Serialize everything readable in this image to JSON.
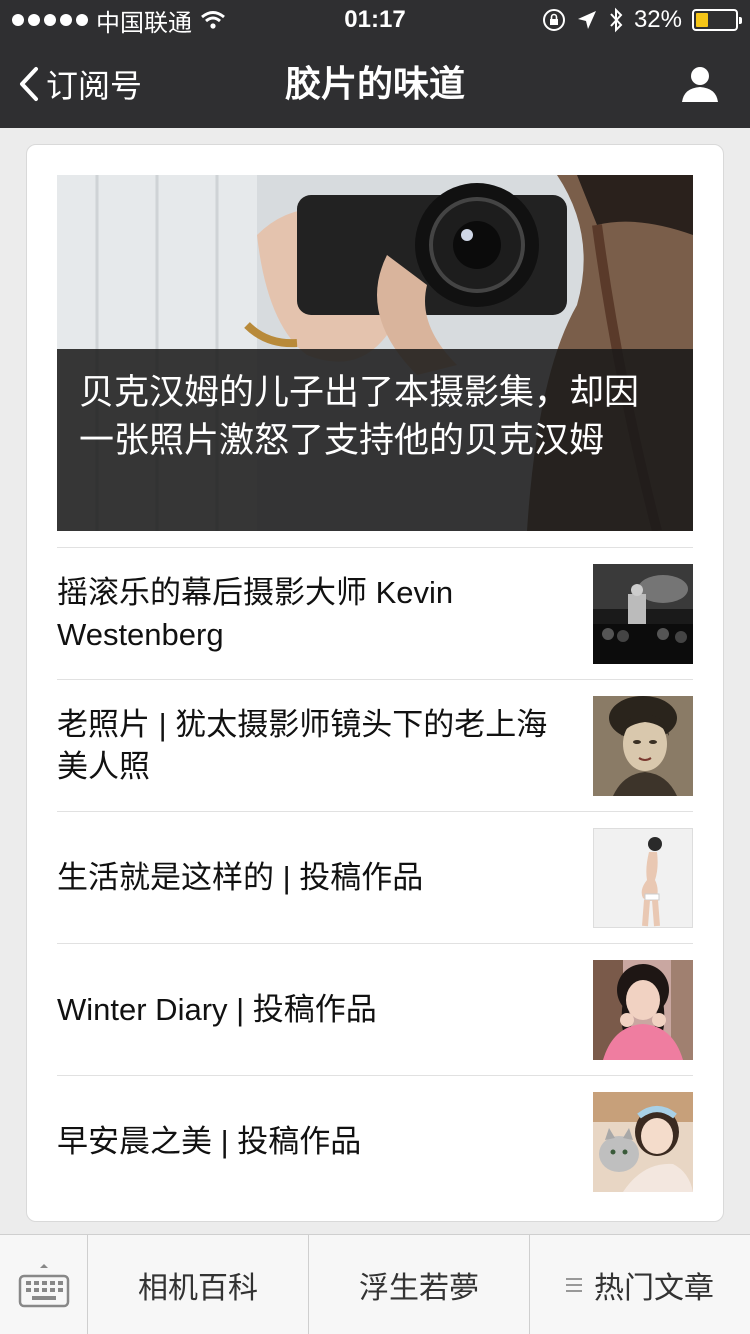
{
  "status_bar": {
    "carrier": "中国联通",
    "time": "01:17",
    "battery": "32%",
    "battery_level": 0.32,
    "icons": [
      "signal-dots-icon",
      "wifi-icon",
      "rotation-lock-icon",
      "location-icon",
      "bluetooth-icon",
      "battery-icon"
    ]
  },
  "nav": {
    "back_label": "订阅号",
    "title": "胶片的味道",
    "user_icon": "user-icon"
  },
  "hero": {
    "title": "贝克汉姆的儿子出了本摄影集，却因一张照片激怒了支持他的贝克汉姆"
  },
  "articles": [
    {
      "title": "摇滚乐的幕后摄影大师 Kevin Westenberg",
      "thumb": "concert-photo"
    },
    {
      "title": "老照片 | 犹太摄影师镜头下的老上海美人照",
      "thumb": "vintage-portrait-photo"
    },
    {
      "title": "生活就是这样的 | 投稿作品",
      "thumb": "pregnant-woman-photo"
    },
    {
      "title": "Winter Diary | 投稿作品",
      "thumb": "girl-pink-sweater-photo"
    },
    {
      "title": "早安晨之美 | 投稿作品",
      "thumb": "girl-with-cat-photo"
    }
  ],
  "bottom_menu": {
    "keyboard_icon": "keyboard-icon",
    "items": [
      "相机百科",
      "浮生若夢",
      "热门文章"
    ]
  },
  "colors": {
    "bar_background": "#2f2f31",
    "page_background": "#ececec",
    "battery_fill": "#f5c518"
  }
}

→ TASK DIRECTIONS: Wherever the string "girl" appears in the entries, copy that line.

→ SOLUTION:
      "thumb": "girl-pink-sweater-photo"
      "thumb": "girl-with-cat-photo"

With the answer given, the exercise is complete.